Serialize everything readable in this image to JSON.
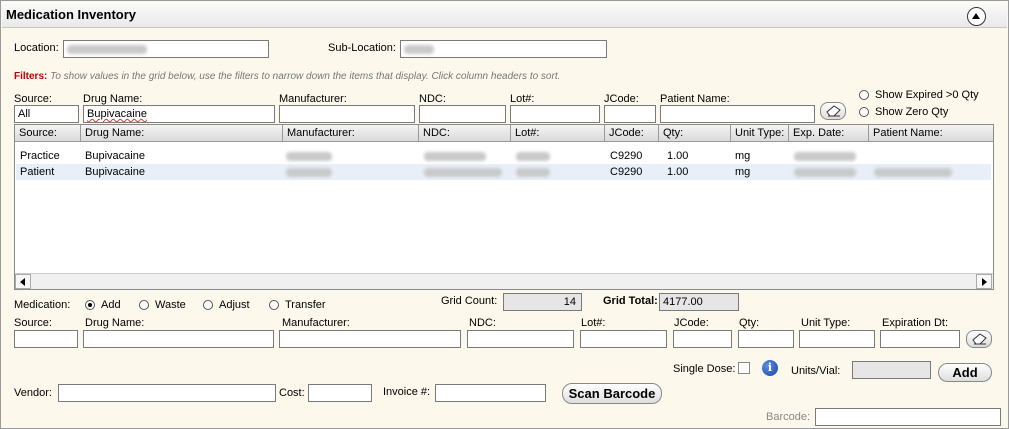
{
  "window": {
    "title": "Medication Inventory"
  },
  "location": {
    "label": "Location:",
    "sub_label": "Sub-Location:"
  },
  "filters": {
    "label": "Filters:",
    "hint": "To show values in the grid below, use the filters to narrow down the items that display. Click column headers to sort.",
    "source_label": "Source:",
    "source_value": "All",
    "drug_label": "Drug Name:",
    "drug_value": "Bupivacaine",
    "manufacturer_label": "Manufacturer:",
    "ndc_label": "NDC:",
    "lot_label": "Lot#:",
    "jcode_label": "JCode:",
    "patient_label": "Patient Name:",
    "show_expired": "Show Expired >0 Qty",
    "show_zero": "Show Zero Qty"
  },
  "grid": {
    "columns": [
      "Source:",
      "Drug Name:",
      "Manufacturer:",
      "NDC:",
      "Lot#:",
      "JCode:",
      "Qty:",
      "Unit Type:",
      "Exp. Date:",
      "Patient Name:"
    ],
    "rows": [
      {
        "source": "Practice",
        "drug": "Bupivacaine",
        "jcode": "C9290",
        "qty": "1.00",
        "unit": "mg"
      },
      {
        "source": "Patient",
        "drug": "Bupivacaine",
        "jcode": "C9290",
        "qty": "1.00",
        "unit": "mg"
      }
    ]
  },
  "medication": {
    "label": "Medication:",
    "options": [
      "Add",
      "Waste",
      "Adjust",
      "Transfer"
    ],
    "selected": "Add",
    "grid_count_label": "Grid Count:",
    "grid_count": "14",
    "grid_total_label": "Grid Total:",
    "grid_total": "4177.00"
  },
  "entry": {
    "source_label": "Source:",
    "drug_label": "Drug Name:",
    "manufacturer_label": "Manufacturer:",
    "ndc_label": "NDC:",
    "lot_label": "Lot#:",
    "jcode_label": "JCode:",
    "qty_label": "Qty:",
    "unit_label": "Unit Type:",
    "exp_label": "Expiration Dt:",
    "single_dose_label": "Single Dose:",
    "units_vial_label": "Units/Vial:",
    "add_label": "Add",
    "vendor_label": "Vendor:",
    "cost_label": "Cost:",
    "invoice_label": "Invoice #:",
    "scan_label": "Scan Barcode",
    "barcode_label": "Barcode:"
  }
}
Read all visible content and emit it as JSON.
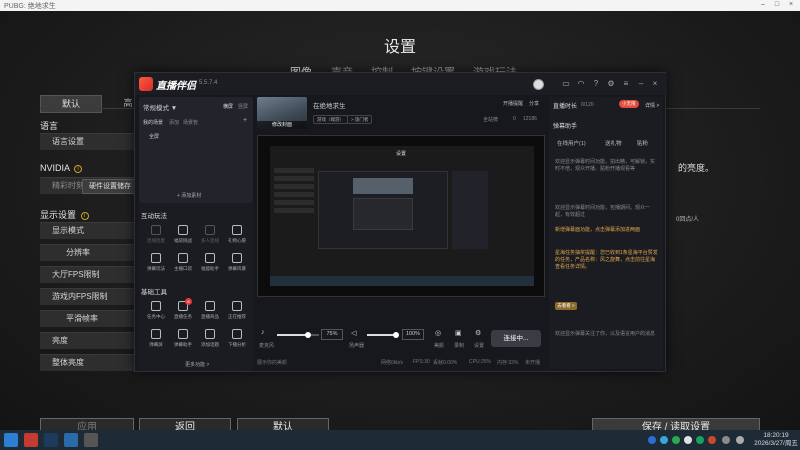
{
  "window": {
    "title": "PUBG: 绝地求生"
  },
  "game": {
    "title": "设置",
    "tabs": [
      "图像",
      "声音",
      "控制",
      "按键设置",
      "游戏玩法"
    ],
    "subtabs": {
      "default": "默认",
      "high": "高"
    },
    "sections": {
      "language": "语言",
      "language_row": "语言设置",
      "nvidia": "NVIDIA",
      "nvidia_row": "精彩时刻",
      "tooltip": "硬件设置储存",
      "display": "显示设置",
      "display_rows": [
        "显示模式",
        "分辨率",
        "大厅FPS限制",
        "游戏内FPS限制",
        "平滑帧率",
        "亮度",
        "整体亮度"
      ]
    },
    "right_text": "的亮度。",
    "right_text2": "0回点/人",
    "bottom": {
      "apply": "应用",
      "back": "返回",
      "default": "默认",
      "save": "保存 / 读取设置"
    }
  },
  "app": {
    "logo": "直播伴侣",
    "version": "5.5.7.4",
    "mode": "常规模式 ▼",
    "mode_a": "横屏",
    "mode_b": "竖屏",
    "scene_tabs": [
      "我的场景",
      "添加",
      "场景管"
    ],
    "scene_item": "全屏",
    "add_material": "+ 添加素材",
    "interactive": "互动玩法",
    "interactive_items": [
      "连线连麦",
      "福袋挑战",
      "多人连线",
      "礼物心愿",
      "弹幕玩法",
      "主播口袋",
      "福能助手",
      "弹幕风暴"
    ],
    "tools": "基础工具",
    "tools_items": [
      "任务中心",
      "直播任务",
      "直播商品",
      "正在推荐",
      "弹幕屏",
      "弹幕助手",
      "添加话题",
      "下播分析"
    ],
    "more": "更多功能 >",
    "stream_title": "在绝地求生",
    "cover_label": "修改封面",
    "tags": [
      "游戏（端游）",
      "> 旅门者"
    ],
    "head_right": [
      "开播提醒",
      "分享"
    ],
    "stats": [
      "全站榜",
      "0",
      "12186"
    ],
    "mini_title": "设置",
    "mic_label": "麦克风",
    "mic_pct": "75%",
    "spk_label": "扬声器",
    "spk_pct": "100%",
    "ctrl_labels": [
      "美颜",
      "录制",
      "设置"
    ],
    "live_btn": "连接中...",
    "status_left": "展示你的美颜",
    "status_items": [
      "网络0kb/s",
      "FPS:30",
      "丢帧0.00%",
      "CPU:25%",
      "内存:33%",
      "未开播"
    ],
    "rp": {
      "title": "直播时长",
      "count": "0/120",
      "badge": "小无限",
      "detail": "详情 >",
      "section": "弹幕助手",
      "tabs": [
        "在线用户(1)",
        "送礼物",
        "贴粉"
      ],
      "messages": [
        "欢迎显示弹幕时间功能，拍出精，可解锁，实时不倍，观众开播、贴粉开播观看等",
        "欢迎显示弹幕时间功能，包播期间，观众一起，有效超过",
        "新增弹幕面功能，点击弹幕添加进两面",
        "星海任务抽奖提醒：您已收到1条星海平台赞发的任务，产品名称：风之旋舞，点击前往星海查看任务详情。",
        "去看看 >",
        "欢迎显示弹幕关注了你，以及语言用户的消息"
      ]
    }
  },
  "taskbar": {
    "time": "18:20:19",
    "date": "2026/3/27/周五"
  },
  "colors": {
    "accent": "#e24a3b",
    "gold": "#c9a52a",
    "highlight": "#e0a84a"
  }
}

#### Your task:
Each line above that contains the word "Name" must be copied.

#### Response:
    "drug_label": "Drug Name:",
    "patient_label": "Patient Name:",
      "Drug Name:",
      "Patient Name:"
    "drug_label": "Drug Name:",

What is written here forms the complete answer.